-- TASK INSTRUCTIONS --
A word-for-word repeat of the records below is what this calls for.

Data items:
++++++
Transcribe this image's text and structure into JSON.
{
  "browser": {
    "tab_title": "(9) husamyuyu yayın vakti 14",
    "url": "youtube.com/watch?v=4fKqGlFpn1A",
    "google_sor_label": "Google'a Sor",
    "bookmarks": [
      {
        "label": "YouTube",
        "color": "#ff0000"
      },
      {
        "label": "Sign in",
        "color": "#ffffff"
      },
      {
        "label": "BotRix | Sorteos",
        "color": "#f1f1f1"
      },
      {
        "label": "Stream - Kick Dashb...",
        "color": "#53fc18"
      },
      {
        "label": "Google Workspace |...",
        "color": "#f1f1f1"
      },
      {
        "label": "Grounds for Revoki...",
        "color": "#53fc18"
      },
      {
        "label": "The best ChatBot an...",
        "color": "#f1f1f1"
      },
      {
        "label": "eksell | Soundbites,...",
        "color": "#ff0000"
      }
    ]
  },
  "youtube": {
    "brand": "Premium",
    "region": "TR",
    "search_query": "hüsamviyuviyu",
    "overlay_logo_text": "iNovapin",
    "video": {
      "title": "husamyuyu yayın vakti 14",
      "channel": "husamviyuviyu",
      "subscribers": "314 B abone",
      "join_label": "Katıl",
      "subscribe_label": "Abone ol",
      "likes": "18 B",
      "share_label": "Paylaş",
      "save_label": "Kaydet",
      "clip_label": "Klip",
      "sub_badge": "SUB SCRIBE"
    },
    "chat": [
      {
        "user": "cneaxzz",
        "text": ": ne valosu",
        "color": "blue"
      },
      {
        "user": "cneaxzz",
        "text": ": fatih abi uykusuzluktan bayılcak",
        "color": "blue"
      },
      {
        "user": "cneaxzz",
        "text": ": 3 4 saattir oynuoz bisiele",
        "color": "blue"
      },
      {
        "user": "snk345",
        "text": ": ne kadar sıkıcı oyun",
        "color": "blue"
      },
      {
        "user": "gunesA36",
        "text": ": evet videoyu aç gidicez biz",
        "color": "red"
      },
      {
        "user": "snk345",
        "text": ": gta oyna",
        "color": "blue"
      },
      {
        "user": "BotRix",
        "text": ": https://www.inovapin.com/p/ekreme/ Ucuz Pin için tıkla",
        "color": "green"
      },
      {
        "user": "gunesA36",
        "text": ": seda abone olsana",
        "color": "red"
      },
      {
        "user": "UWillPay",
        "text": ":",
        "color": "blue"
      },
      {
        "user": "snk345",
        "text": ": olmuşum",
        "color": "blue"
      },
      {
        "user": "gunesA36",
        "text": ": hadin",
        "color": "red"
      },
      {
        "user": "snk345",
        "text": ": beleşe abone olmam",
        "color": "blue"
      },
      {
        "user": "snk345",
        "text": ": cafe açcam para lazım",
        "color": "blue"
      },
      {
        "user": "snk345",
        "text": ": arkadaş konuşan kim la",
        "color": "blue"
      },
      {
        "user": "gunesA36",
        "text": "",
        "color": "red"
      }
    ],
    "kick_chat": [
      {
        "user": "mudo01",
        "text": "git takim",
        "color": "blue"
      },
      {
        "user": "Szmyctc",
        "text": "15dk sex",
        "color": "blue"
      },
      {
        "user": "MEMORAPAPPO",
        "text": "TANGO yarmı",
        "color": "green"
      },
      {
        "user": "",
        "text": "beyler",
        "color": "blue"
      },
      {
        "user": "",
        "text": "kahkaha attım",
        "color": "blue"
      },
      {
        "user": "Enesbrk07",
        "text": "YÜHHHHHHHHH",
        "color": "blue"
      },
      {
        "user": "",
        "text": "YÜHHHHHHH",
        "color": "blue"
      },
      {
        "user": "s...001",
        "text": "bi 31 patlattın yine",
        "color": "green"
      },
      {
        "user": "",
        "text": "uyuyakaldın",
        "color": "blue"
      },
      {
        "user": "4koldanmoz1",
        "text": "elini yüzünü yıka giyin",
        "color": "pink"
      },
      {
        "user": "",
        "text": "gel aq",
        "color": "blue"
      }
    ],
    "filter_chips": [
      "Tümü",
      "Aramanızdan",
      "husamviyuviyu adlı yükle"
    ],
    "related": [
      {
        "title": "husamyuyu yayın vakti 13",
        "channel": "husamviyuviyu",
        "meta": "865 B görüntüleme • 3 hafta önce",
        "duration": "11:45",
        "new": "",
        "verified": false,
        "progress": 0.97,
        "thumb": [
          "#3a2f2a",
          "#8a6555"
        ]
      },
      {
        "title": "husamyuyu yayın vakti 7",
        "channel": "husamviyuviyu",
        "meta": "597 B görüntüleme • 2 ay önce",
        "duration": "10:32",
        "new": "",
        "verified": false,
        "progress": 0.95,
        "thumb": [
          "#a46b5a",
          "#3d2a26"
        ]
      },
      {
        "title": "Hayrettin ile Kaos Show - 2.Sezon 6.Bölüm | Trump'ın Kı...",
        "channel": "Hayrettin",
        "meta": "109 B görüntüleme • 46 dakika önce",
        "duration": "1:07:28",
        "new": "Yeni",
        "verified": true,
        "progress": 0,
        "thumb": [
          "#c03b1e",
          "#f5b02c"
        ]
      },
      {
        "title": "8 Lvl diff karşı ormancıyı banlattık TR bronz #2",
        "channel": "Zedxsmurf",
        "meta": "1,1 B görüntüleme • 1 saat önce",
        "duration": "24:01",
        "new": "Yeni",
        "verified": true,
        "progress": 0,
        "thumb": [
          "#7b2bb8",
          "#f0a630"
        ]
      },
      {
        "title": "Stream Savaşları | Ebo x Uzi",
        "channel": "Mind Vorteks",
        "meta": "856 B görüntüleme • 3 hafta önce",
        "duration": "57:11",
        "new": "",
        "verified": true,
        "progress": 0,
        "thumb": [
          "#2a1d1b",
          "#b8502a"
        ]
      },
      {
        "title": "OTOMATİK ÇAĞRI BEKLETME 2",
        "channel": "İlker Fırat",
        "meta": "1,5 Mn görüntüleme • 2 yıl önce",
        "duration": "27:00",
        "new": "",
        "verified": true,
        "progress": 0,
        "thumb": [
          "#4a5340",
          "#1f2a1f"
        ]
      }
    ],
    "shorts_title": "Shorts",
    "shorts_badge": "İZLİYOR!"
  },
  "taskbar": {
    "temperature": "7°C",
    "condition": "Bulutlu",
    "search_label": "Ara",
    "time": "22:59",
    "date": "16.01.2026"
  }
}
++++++
-- TASK SOLUTION --
Transcribe this image's text and structure into JSON.
{
  "browser": {
    "tab_title": "(9) husamyuyu yayın vakti 14",
    "url": "youtube.com/watch?v=4fKqGlFpn1A",
    "google_sor_label": "Google'a Sor",
    "bookmarks": [
      {
        "label": "YouTube",
        "color": "#ff0000"
      },
      {
        "label": "Sign in",
        "color": "#ffffff"
      },
      {
        "label": "BotRix | Sorteos",
        "color": "#f1f1f1"
      },
      {
        "label": "Stream - Kick Dashb...",
        "color": "#53fc18"
      },
      {
        "label": "Google Workspace |...",
        "color": "#f1f1f1"
      },
      {
        "label": "Grounds for Revoki...",
        "color": "#53fc18"
      },
      {
        "label": "The best ChatBot an...",
        "color": "#f1f1f1"
      },
      {
        "label": "eksell | Soundbites,...",
        "color": "#ff0000"
      }
    ]
  },
  "youtube": {
    "brand": "Premium",
    "region": "TR",
    "search_query": "hüsamviyuviyu",
    "overlay_logo_text": "iNovapin",
    "video": {
      "title": "husamyuyu yayın vakti 14",
      "channel": "husamviyuviyu",
      "subscribers": "314 B abone",
      "join_label": "Katıl",
      "subscribe_label": "Abone ol",
      "likes": "18 B",
      "share_label": "Paylaş",
      "save_label": "Kaydet",
      "clip_label": "Klip",
      "sub_badge": "SUB SCRIBE"
    },
    "chat": [
      {
        "user": "cneaxzz",
        "text": ": ne valosu",
        "color": "blue"
      },
      {
        "user": "cneaxzz",
        "text": ": fatih abi uykusuzluktan bayılcak",
        "color": "blue"
      },
      {
        "user": "cneaxzz",
        "text": ": 3 4 saattir oynuoz bisiele",
        "color": "blue"
      },
      {
        "user": "snk345",
        "text": ": ne kadar sıkıcı oyun",
        "color": "blue"
      },
      {
        "user": "gunesA36",
        "text": ": evet videoyu aç gidicez biz",
        "color": "red"
      },
      {
        "user": "snk345",
        "text": ": gta oyna",
        "color": "blue"
      },
      {
        "user": "BotRix",
        "text": ": https://www.inovapin.com/p/ekreme/ Ucuz Pin için tıkla",
        "color": "green"
      },
      {
        "user": "gunesA36",
        "text": ": seda abone olsana",
        "color": "red"
      },
      {
        "user": "UWillPay",
        "text": ":",
        "color": "blue"
      },
      {
        "user": "snk345",
        "text": ": olmuşum",
        "color": "blue"
      },
      {
        "user": "gunesA36",
        "text": ": hadin",
        "color": "red"
      },
      {
        "user": "snk345",
        "text": ": beleşe abone olmam",
        "color": "blue"
      },
      {
        "user": "snk345",
        "text": ": cafe açcam para lazım",
        "color": "blue"
      },
      {
        "user": "snk345",
        "text": ": arkadaş konuşan kim la",
        "color": "blue"
      },
      {
        "user": "gunesA36",
        "text": "",
        "color": "red"
      }
    ],
    "kick_chat": [
      {
        "user": "mudo01",
        "text": "git takim",
        "color": "blue"
      },
      {
        "user": "Szmyctc",
        "text": "15dk sex",
        "color": "blue"
      },
      {
        "user": "MEMORAPAPPO",
        "text": "TANGO yarmı",
        "color": "green"
      },
      {
        "user": "",
        "text": "beyler",
        "color": "blue"
      },
      {
        "user": "",
        "text": "kahkaha attım",
        "color": "blue"
      },
      {
        "user": "Enesbrk07",
        "text": "YÜHHHHHHHHH",
        "color": "blue"
      },
      {
        "user": "",
        "text": "YÜHHHHHHH",
        "color": "blue"
      },
      {
        "user": "s...001",
        "text": "bi 31 patlattın yine",
        "color": "green"
      },
      {
        "user": "",
        "text": "uyuyakaldın",
        "color": "blue"
      },
      {
        "user": "4koldanmoz1",
        "text": "elini yüzünü yıka giyin",
        "color": "pink"
      },
      {
        "user": "",
        "text": "gel aq",
        "color": "blue"
      }
    ],
    "filter_chips": [
      "Tümü",
      "Aramanızdan",
      "husamviyuviyu adlı yükle"
    ],
    "related": [
      {
        "title": "husamyuyu yayın vakti 13",
        "channel": "husamviyuviyu",
        "meta": "865 B görüntüleme • 3 hafta önce",
        "duration": "11:45",
        "new": "",
        "verified": false,
        "progress": 0.97,
        "thumb": [
          "#3a2f2a",
          "#8a6555"
        ]
      },
      {
        "title": "husamyuyu yayın vakti 7",
        "channel": "husamviyuviyu",
        "meta": "597 B görüntüleme • 2 ay önce",
        "duration": "10:32",
        "new": "",
        "verified": false,
        "progress": 0.95,
        "thumb": [
          "#a46b5a",
          "#3d2a26"
        ]
      },
      {
        "title": "Hayrettin ile Kaos Show - 2.Sezon 6.Bölüm | Trump'ın Kı...",
        "channel": "Hayrettin",
        "meta": "109 B görüntüleme • 46 dakika önce",
        "duration": "1:07:28",
        "new": "Yeni",
        "verified": true,
        "progress": 0,
        "thumb": [
          "#c03b1e",
          "#f5b02c"
        ]
      },
      {
        "title": "8 Lvl diff karşı ormancıyı banlattık TR bronz #2",
        "channel": "Zedxsmurf",
        "meta": "1,1 B görüntüleme • 1 saat önce",
        "duration": "24:01",
        "new": "Yeni",
        "verified": true,
        "progress": 0,
        "thumb": [
          "#7b2bb8",
          "#f0a630"
        ]
      },
      {
        "title": "Stream Savaşları | Ebo x Uzi",
        "channel": "Mind Vorteks",
        "meta": "856 B görüntüleme • 3 hafta önce",
        "duration": "57:11",
        "new": "",
        "verified": true,
        "progress": 0,
        "thumb": [
          "#2a1d1b",
          "#b8502a"
        ]
      },
      {
        "title": "OTOMATİK ÇAĞRI BEKLETME 2",
        "channel": "İlker Fırat",
        "meta": "1,5 Mn görüntüleme • 2 yıl önce",
        "duration": "27:00",
        "new": "",
        "verified": true,
        "progress": 0,
        "thumb": [
          "#4a5340",
          "#1f2a1f"
        ]
      }
    ],
    "shorts_title": "Shorts",
    "shorts_badge": "İZLİYOR!"
  },
  "taskbar": {
    "temperature": "7°C",
    "condition": "Bulutlu",
    "search_label": "Ara",
    "time": "22:59",
    "date": "16.01.2026"
  }
}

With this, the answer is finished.